Report examines charity care levels of 340B hospitals   03/25/2014
The AHA today said a report examining the charity care levels of 340B hospitals “ignores the fact that the 340B program enables hospitals to provide essential health care services to the nation's most vulnerable populations.” The Alliance for Integrity and Reform of 340B report found that some hospitals enrolled in the 340B Drug Pricing Program provided only a minimal amount of charity care. However, AHA Senior Vice President for Public Policy Analysis and Development Linda Fishman noted that the report is “based on Medicare’s worksheet S-10, which is still in the development stages and judged by Medicare policymakers to be not yet ready for use in payment calculations.” Fishman also said that 62% of all uncompensated care provided by U.S. hospitals is provided by 340B hospitals, and “charity care alone does not account for the myriad programs and services that hospitals provide, which are tailored to the needs of their own unique community.”

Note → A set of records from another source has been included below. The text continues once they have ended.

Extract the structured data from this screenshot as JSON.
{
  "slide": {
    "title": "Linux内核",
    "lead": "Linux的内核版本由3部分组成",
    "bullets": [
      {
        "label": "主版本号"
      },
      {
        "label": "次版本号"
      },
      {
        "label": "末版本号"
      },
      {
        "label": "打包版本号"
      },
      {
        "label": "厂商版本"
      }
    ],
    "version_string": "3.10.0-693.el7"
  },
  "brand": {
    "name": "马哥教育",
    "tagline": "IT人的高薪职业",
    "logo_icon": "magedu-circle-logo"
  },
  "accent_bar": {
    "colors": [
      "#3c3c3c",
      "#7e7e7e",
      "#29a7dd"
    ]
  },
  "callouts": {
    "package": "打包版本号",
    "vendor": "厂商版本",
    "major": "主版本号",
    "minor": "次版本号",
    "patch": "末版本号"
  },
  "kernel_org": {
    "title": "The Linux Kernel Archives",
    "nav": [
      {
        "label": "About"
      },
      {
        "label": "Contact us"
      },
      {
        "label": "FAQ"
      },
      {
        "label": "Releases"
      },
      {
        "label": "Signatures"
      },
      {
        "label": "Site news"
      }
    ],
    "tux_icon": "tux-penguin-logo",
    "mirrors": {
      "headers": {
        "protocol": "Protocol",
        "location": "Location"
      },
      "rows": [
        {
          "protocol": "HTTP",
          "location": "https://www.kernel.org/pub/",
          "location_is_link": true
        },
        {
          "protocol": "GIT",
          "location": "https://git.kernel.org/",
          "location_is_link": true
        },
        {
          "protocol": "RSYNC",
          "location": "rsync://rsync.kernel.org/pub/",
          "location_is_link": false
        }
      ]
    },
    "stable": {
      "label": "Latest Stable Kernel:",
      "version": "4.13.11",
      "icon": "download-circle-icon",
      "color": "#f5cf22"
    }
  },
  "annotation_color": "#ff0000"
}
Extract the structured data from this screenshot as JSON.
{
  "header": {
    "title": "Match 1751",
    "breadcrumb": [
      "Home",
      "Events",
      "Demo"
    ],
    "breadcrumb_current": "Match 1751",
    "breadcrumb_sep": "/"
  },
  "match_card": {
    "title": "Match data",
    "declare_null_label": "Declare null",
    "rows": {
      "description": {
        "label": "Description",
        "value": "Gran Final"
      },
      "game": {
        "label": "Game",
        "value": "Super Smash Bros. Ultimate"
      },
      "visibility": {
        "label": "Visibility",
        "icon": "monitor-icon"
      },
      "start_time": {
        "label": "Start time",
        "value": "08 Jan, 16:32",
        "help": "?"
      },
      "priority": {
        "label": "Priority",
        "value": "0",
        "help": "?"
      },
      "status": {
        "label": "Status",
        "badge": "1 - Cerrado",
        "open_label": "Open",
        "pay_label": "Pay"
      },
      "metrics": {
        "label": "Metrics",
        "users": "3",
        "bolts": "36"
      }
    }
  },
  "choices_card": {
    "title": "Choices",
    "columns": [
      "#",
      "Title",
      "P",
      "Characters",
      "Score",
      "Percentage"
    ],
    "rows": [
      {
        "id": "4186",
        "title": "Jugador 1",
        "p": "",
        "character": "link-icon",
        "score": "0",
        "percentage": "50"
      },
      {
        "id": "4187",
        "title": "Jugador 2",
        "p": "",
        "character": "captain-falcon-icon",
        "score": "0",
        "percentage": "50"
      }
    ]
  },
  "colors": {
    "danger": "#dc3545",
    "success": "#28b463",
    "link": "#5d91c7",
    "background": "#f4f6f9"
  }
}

NH approves Medicaid expansion alternative   03/25/2014
The New Hampshire House today approved bipartisan legislation (SB 413) that will use federal Medicaid funds to help an estimated 50,000 low-income, uninsured adults obtain private health coverage. The bill now goes to Gov. Maggie Hassan, who said she will quickly sign it into law. About 38,000 uninsured adults would initially be covered by the state’s Medicaid managed care plan and transition to private coverage in 2016, while the rest would be covered by a program that subsidizes employer-based coverage. New Hampshire Hospital Association President Steve Ahnen called the vote “a great step forward for patients, providers, businesses and our state’s economy. By extending private health insurance coverage to more low-income, uninsured New Hampshire residents, we are taking steps to address one of the biggest challenges facing our businesses and health care system today – the rising cost of uncompensated care and the hidden tax that we all pay to support those without coverage who seek care in our hospital emergency rooms.”
Reminder: AHA webinar Thursday to review RAC survey data, trends   03/25/2014
Hospitals are invited to learn more about recent regulatory activity impacting the recovery audit contractor program and review results from the AHA's latest RACTrac survey during a webinar Thursday at 2 p.m. ET. The free web-based survey helps AHA gauge the impact of Medicare RACs and advocate for needed changes to the program. For more on the AHA's RACTrac initiative, visit www.aha.org/ractrac.